Transposable elements are selfish genetic sequences which only occasionally provide useful functions to their host species. In addition, models of mobile element evolution assume a second type of selfishness: elements of different families do not cooperate, but they independently fight for their survival in the host genome.
We show that recombination events among distantly related Athila retrotransposons have led to the generation of new Athila lineages. Their pattern of diversification suggests that Athila elements survive in Arabidopsis by a combination of selfish replication and of amplification of highly diverged copies with coding potential. Many Athila elements are non-autonomous but still conserve intact open reading frames which are under the effect of negative, purifying natural selection.

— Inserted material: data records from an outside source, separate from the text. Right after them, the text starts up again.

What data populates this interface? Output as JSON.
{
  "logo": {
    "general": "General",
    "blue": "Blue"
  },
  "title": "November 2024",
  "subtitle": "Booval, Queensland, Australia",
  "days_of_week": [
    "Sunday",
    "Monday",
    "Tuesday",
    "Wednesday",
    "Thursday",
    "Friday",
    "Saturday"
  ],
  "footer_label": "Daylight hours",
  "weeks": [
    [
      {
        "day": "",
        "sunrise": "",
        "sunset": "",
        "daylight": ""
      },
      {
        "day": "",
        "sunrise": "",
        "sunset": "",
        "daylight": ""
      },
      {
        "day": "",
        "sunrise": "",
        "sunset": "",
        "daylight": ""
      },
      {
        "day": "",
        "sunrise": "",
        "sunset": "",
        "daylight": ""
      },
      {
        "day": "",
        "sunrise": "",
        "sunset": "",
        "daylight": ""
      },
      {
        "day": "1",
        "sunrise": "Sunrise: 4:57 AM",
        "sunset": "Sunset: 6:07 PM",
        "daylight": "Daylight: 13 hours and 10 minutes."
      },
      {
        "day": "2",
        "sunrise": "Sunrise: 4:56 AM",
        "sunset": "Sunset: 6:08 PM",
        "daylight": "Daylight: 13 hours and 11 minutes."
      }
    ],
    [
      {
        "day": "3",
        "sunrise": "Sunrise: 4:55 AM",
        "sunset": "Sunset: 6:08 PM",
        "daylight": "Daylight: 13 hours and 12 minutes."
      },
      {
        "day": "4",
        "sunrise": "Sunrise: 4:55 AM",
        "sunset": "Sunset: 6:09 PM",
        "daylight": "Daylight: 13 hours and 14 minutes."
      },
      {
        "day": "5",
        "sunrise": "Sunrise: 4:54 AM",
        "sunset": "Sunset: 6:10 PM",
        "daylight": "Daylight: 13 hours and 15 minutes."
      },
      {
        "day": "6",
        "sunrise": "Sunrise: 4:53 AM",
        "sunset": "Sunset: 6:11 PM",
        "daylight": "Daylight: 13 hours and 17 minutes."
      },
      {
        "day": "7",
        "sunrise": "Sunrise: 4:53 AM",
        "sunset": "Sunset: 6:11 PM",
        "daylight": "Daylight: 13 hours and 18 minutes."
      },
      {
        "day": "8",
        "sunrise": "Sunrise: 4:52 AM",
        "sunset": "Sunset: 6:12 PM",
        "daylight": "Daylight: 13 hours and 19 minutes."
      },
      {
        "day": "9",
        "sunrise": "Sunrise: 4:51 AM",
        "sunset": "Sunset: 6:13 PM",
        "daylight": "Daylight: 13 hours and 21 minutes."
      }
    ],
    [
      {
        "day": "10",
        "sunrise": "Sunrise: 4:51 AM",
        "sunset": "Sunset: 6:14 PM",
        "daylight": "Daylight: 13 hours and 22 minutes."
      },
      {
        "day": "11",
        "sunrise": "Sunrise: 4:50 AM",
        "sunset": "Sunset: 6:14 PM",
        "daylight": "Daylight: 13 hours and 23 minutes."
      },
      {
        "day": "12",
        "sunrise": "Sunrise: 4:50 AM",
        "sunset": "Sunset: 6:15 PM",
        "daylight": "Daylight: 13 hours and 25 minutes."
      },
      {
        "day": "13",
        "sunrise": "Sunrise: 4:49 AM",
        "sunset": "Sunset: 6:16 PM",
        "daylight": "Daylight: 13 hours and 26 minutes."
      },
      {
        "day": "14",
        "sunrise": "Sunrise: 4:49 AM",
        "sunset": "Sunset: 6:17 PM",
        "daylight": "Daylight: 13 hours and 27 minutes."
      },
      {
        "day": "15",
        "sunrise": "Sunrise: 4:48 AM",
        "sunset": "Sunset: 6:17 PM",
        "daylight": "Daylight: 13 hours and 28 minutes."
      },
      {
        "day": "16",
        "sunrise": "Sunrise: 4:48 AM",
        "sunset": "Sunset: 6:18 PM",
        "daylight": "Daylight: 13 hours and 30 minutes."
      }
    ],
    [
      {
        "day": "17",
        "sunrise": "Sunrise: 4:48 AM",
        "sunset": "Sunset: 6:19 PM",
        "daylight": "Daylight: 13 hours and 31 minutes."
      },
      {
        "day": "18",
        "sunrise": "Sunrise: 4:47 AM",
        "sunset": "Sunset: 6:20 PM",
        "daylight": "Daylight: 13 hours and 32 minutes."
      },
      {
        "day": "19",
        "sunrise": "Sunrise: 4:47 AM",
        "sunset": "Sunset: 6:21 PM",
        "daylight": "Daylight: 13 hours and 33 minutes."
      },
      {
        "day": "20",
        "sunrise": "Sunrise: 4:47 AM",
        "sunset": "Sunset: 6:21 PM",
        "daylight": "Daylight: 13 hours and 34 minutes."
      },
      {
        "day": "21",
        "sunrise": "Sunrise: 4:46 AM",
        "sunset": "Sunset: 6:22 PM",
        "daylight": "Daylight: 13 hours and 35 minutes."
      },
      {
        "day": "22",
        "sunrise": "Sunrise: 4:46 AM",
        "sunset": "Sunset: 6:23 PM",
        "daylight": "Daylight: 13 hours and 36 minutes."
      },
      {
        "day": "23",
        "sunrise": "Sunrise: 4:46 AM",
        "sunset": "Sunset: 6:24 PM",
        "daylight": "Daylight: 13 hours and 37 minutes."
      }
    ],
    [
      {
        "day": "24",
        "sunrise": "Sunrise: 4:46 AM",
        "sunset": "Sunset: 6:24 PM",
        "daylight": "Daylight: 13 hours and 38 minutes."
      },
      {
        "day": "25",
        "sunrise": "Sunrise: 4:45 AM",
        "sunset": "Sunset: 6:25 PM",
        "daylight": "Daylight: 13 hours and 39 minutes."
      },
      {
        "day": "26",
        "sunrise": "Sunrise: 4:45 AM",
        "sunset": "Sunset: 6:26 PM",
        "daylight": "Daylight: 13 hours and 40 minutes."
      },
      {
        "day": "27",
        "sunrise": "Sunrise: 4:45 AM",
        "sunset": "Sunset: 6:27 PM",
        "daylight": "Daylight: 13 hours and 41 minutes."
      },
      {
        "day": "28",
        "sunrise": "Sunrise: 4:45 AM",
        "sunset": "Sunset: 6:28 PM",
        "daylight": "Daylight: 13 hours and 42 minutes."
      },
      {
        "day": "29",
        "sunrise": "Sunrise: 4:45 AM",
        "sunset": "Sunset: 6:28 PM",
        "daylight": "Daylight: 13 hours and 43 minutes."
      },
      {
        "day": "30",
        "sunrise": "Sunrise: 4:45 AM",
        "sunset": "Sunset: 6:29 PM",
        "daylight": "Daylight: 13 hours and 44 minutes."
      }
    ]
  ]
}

The evolution of these mobile elements is far more complex than hitherto assumed. Strict selfish replication does not explain all the patterns observed.